Have you ever wished you could look into the windows of the saddest, truest, loneliest lives there ever were without disrupting anything? Because if so, have I got the movie for you. Magnolia Pictures has just released their newest film, Touchy Feely today, although it premiered much earlier in the year, at Sundance. In fact, now that you mention it, yes we did happen to recommend it in our top five films from that festival eight months ago. And yes it did happen to live up to all that Crushable hype, and the festival hype too, as it was nominated for the Grand Jury Prize. Thank you for asking.
Here’s why we were excited about it back then:
Starring Rosemarie DeWitt as a massage therapist who suddenly can’t bear human contact just as her brother becomes known for his dental practice’s ‘healing touch’, this film has a talented ensemble cast including Allison Janney, Ron Livingston, Scoot McNairy, Ellen Page, and Josh Pais. Plus it’s directed by Lynn Shelton, who was previously lauded for her films My Sister’s Sister and Humpday.
I should tell you that I tend to be a little suspicious of films that label themselves as having ‘ensemble casts’ but this one really did. Rosemarie’s behaviors kind of bookended the whole thing and wove it together, but we learned a lot about Ellen’s character’s life as well, and fear, and aging. It was a really beautiful look at the kind of backsliding that can happen if you stop paying attention to your own life.
But probably the best part of the movie for me, and the reason you all should see it is for its extremely accurate portrayal of…awkwardness. I feel like most films take the easy route when portraying someone as a quirky, socially-stunted character, and just cast a hot girl who is unable for the first two-thirds of the movie to tell a guy that she likes him. Whenever she eats, she gets frosting on her nose, and sometimes she goes out of her apartment with wet hair. WHAT A MESS.
But this movie gets at that concept in a much more honest, effective way, with a combination of close up, intricate camera work, sparse, sometimes improvised dialogue, and an extremely talented cast. These are not people who have one or two obstacles in their way, like needing a makeover — they are desperately incapable of simple interactions.
Josh Pais in particular is insanely good at making it clear to me just exactly how and why he’s unable to communicate, even though he desperately wants to. And the scene of him crawling onto Alison Janney’s massage table is incredible. I laughed out loud, which I almost never do in movie theaters.
More than most other writers or directors I’ve seen, Lynn Shelton makes every single one of her characters empathetic, even in the moments when they’re behaving strangely or even badly.
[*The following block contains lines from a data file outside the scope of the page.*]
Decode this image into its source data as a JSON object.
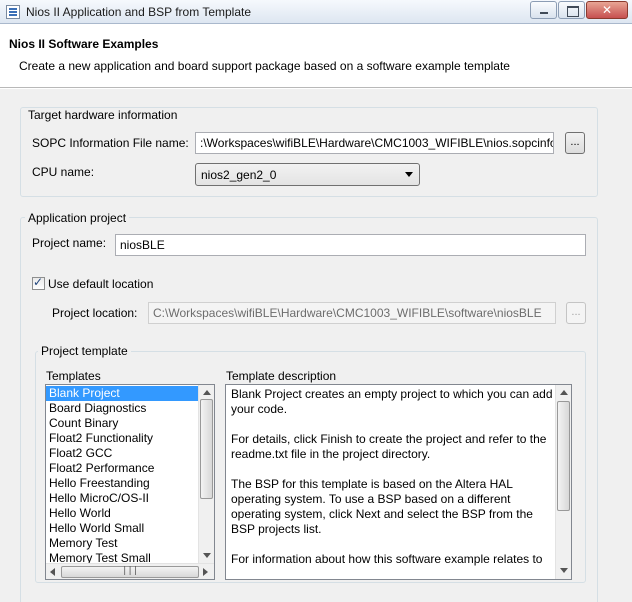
{
  "window": {
    "title": "Nios II Application and BSP from Template",
    "icon": "app-icon"
  },
  "header": {
    "title": "Nios II Software Examples",
    "description": "Create a new application and board support package based on a software example template"
  },
  "target_hardware": {
    "group_label": "Target hardware information",
    "sopc_label": "SOPC Information File name:",
    "sopc_value": ":\\Workspaces\\wifiBLE\\Hardware\\CMC1003_WIFIBLE\\nios.sopcinfo",
    "browse_label": "...",
    "cpu_label": "CPU name:",
    "cpu_value": "nios2_gen2_0"
  },
  "application_project": {
    "group_label": "Application project",
    "name_label": "Project name:",
    "name_value": "niosBLE",
    "default_location_label": "Use default location",
    "default_location_checked": true,
    "location_label": "Project location:",
    "location_value": "C:\\Workspaces\\wifiBLE\\Hardware\\CMC1003_WIFIBLE\\software\\niosBLE",
    "browse_label": "..."
  },
  "project_template": {
    "group_label": "Project template",
    "templates_label": "Templates",
    "description_label": "Template description",
    "templates": [
      "Blank Project",
      "Board Diagnostics",
      "Count Binary",
      "Float2 Functionality",
      "Float2 GCC",
      "Float2 Performance",
      "Hello Freestanding",
      "Hello MicroC/OS-II",
      "Hello World",
      "Hello World Small",
      "Memory Test",
      "Memory Test Small"
    ],
    "selected_template": "Blank Project",
    "description_paragraphs": [
      "Blank Project creates an empty project to which you can add your code.",
      "For details, click Finish to create the project and refer to the readme.txt file in the project directory.",
      "The BSP for this template is based on the Altera HAL operating system. To use a BSP based on a different operating system, click Next and select the BSP from the BSP projects list.",
      "For information about how this software example relates to"
    ]
  },
  "colors": {
    "selection": "#3399ff",
    "titlebar": "#dde6f1",
    "background": "#f0f0f0"
  }
}
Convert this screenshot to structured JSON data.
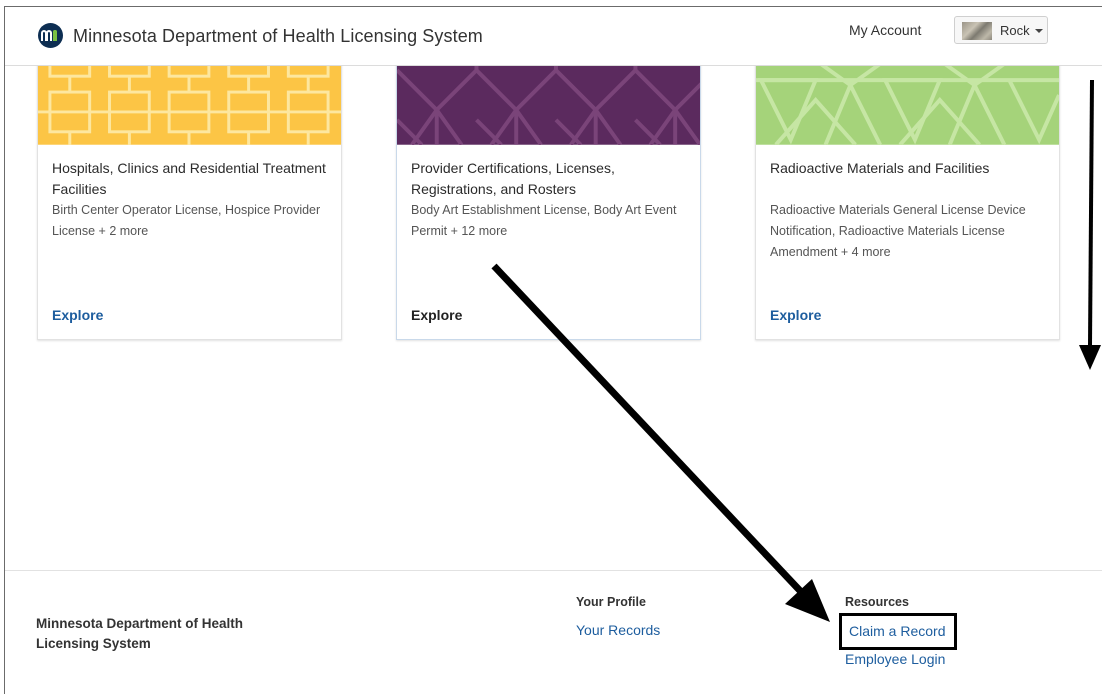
{
  "header": {
    "title": "Minnesota Department of Health Licensing System",
    "my_account": "My Account",
    "user_name": "Rock"
  },
  "cards": [
    {
      "title": "Hospitals, Clinics and Residential Treatment Facilities",
      "description": "Birth Center Operator License, Hospice Provider License + 2 more",
      "link": "Explore",
      "banner_color": "#fcc545"
    },
    {
      "title": "Provider Certifications, Licenses, Registrations, and Rosters",
      "description": "Body Art Establishment License, Body Art Event Permit + 12 more",
      "link": "Explore",
      "banner_color": "#5b2a5e"
    },
    {
      "title": "Radioactive Materials and Facilities",
      "description": "Radioactive Materials General License Device Notification, Radioactive Materials License Amendment + 4 more",
      "link": "Explore",
      "banner_color": "#a5d37a"
    }
  ],
  "footer": {
    "org_name": "Minnesota Department of Health Licensing System",
    "profile_heading": "Your Profile",
    "your_records": "Your Records",
    "resources_heading": "Resources",
    "claim_record": "Claim a Record",
    "employee_login": "Employee Login"
  },
  "colors": {
    "link": "#1d5d9e",
    "logo_navy": "#0d2e52",
    "logo_green": "#79c143"
  },
  "annotations": [
    "arrow-to-claim-a-record",
    "arrow-scroll-down",
    "highlight-box-claim-a-record"
  ]
}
You can just see that they’re not equipped to understand or cope with the transformations that are occurring around and within them, and it’s a sad joy to watch as they grapple with them and wonder if they’re going to fall victim or gain insight.
Go see it. If you live in New York, it’s showing at the Clearview Theater, in Chelsea. Get there, I loved it.